Trade Codes and Rent Seeking Are Hot in Missouri Tonight
St. Louis County, the city of St. Louis, and Kansas City are all seeing examples of preferred legislation for favored construction trade groups. Thankfully, some of the examples have not gone forward, but others have.
Let’s start in Kansas City, where the city council appears set to establish new code requirements for doors. That’s right — doors. Apparently, the incentive we all have not to get robbed isn’t good enough in KC; now you’ll be subject to mandates to install special doors on new homes, which will raise the cost of housing in KC (although probably only marginally). At least they got rid of one bad part of the proposal:
[Councilwoman Cathy] Jolly brought the idea to the council in April, but encountered resistance from some council members who worried that some of the new code requirements would give a competitive advantage to an Overland Park company that specialized in a device to reinforce door frames.
Jolly insisted she was not trying to play favorites, and the latest version of the ordinance deleted language aimed at a particular device or specification.
I still think the reinforced door requirement is unnecessary, but at least the most “rent-seeking” aspect of the proposal was removed.
On to St. Louis. Before I criticize, I shall praise. There was an insanely obvious example of rent-seeking this month as the fire sprinkler industry attempted to get a county code passed that would require a comprehensive fire sprinkler system in every new home built in the county. I give both the sprinkler industry and the union credit for not even trying to deny the obvious benefits to them. The next item will get no such credit. The article features this quote from the president of the Home Builders Association of St. Louis & Eastern Missouri:

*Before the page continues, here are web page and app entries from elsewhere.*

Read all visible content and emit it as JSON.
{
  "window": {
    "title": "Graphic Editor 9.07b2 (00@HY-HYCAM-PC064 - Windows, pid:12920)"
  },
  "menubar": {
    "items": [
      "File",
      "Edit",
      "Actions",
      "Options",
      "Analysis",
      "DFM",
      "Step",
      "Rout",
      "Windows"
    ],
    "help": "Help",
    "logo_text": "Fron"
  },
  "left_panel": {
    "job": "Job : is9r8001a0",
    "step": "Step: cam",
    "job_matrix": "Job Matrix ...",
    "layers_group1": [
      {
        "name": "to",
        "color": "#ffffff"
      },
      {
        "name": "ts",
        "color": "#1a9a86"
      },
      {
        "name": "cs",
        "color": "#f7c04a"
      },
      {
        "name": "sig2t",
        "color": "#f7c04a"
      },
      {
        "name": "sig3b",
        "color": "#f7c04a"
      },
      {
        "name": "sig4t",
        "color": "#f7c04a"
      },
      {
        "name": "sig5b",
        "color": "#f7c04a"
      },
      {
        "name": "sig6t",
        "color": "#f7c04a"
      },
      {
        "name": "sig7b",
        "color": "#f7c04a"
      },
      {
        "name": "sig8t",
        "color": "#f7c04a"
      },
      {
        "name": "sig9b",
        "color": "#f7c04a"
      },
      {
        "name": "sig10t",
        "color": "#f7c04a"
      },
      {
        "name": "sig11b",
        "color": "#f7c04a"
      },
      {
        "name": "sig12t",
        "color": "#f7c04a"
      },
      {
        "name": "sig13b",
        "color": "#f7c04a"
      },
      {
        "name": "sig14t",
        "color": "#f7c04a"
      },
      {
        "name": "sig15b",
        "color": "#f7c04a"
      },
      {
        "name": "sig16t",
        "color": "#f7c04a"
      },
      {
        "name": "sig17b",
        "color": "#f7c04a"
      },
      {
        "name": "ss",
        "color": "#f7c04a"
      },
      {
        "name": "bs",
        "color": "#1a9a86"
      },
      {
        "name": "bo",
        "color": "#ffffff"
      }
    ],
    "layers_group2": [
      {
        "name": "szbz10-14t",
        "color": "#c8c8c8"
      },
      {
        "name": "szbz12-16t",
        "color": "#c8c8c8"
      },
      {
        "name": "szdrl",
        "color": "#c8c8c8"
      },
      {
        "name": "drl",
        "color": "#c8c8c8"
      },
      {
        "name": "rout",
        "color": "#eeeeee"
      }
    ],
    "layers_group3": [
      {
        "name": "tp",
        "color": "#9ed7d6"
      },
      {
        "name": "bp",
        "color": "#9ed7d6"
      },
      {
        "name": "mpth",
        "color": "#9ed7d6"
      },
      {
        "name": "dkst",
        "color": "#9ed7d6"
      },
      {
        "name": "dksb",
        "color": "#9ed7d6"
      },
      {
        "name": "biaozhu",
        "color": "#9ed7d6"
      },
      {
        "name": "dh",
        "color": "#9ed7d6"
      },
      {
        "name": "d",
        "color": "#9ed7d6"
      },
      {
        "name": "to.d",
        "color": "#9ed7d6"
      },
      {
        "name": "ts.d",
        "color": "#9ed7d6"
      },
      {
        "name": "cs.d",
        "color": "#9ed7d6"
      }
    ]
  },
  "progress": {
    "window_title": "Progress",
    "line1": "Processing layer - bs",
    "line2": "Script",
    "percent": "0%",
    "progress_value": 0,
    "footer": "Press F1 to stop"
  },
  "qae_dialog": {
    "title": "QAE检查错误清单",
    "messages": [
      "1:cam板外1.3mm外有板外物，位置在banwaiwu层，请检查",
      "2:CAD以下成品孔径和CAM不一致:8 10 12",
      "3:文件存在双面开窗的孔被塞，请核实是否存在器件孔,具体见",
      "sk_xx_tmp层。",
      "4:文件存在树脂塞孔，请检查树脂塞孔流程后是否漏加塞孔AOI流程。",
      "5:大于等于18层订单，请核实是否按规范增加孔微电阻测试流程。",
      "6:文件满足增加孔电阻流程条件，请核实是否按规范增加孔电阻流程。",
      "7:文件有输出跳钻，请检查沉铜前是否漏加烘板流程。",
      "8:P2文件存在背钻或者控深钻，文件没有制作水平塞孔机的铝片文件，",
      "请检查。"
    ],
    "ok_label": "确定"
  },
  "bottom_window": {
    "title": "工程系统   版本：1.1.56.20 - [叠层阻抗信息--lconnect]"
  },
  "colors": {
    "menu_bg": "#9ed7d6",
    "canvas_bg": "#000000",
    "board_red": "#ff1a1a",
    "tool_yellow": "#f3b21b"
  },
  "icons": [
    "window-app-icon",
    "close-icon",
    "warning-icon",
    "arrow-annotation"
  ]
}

“The sprinkler industry has been basically advocating mandatory sprinklers in all new homes for probably 20 years and realized, ‘We can’t sell this to the general public, so let’s focus our efforts on convincing the fire service community,'” he said.
Mike Mahler, business manager for the 500 members of Sprinkler Fitters Local 268, conceded [the] point but said that did not mean residential sprinklers were not a good idea.
“We got the ball rolling on this because this is a great product,” Mahler said. “We educated the fire marshals: Here’s what sprinklers can do, here’s how they can save lives. And the fire marshals carried the ball from that point on.”
I commend the St. Louis County Council for removing this requirement from the new building code. Mandatory sprinklers are not needed for safety in the county and were properly taken out of the bill.
But on the other hand, the council seems set to approve a new licensing requirement for residential HVAC workers in St. Louis County. The city of St. Louis just passed the same requirement in April. Jefferson County is supposedly going to consider it later this year. Wherever it passes, it’s bad. This type of licensing requirement is a totally unnecessary handout to current HVAC contractors who want to push current and future competitors out of their way. It is “rent-seeking” at its worst. I testified against the bill yesterday at a committee hearing. At least two of the councilmembers asked some terrific questions of the public works director, and appear set to vote against it — although it will still probably pass. One of them summed up the real reasons behind the move in the a Post-Dispatch article about the licensing proposal:
“There is no evidence of a dangerous situation,” [Councilman Greg] Quinn said after the committee meeting. The licensing “was not generated by the public. It was generated by the industry to protect itself from competitors and increase profit,” he said.
To sum up, the makers or installers of doors, fire sprinklers, and heating and air conditioning units have all sought protective measures from local government. The same thing happens all the time at the national level, and it is one of the most depressing aspects of democracy.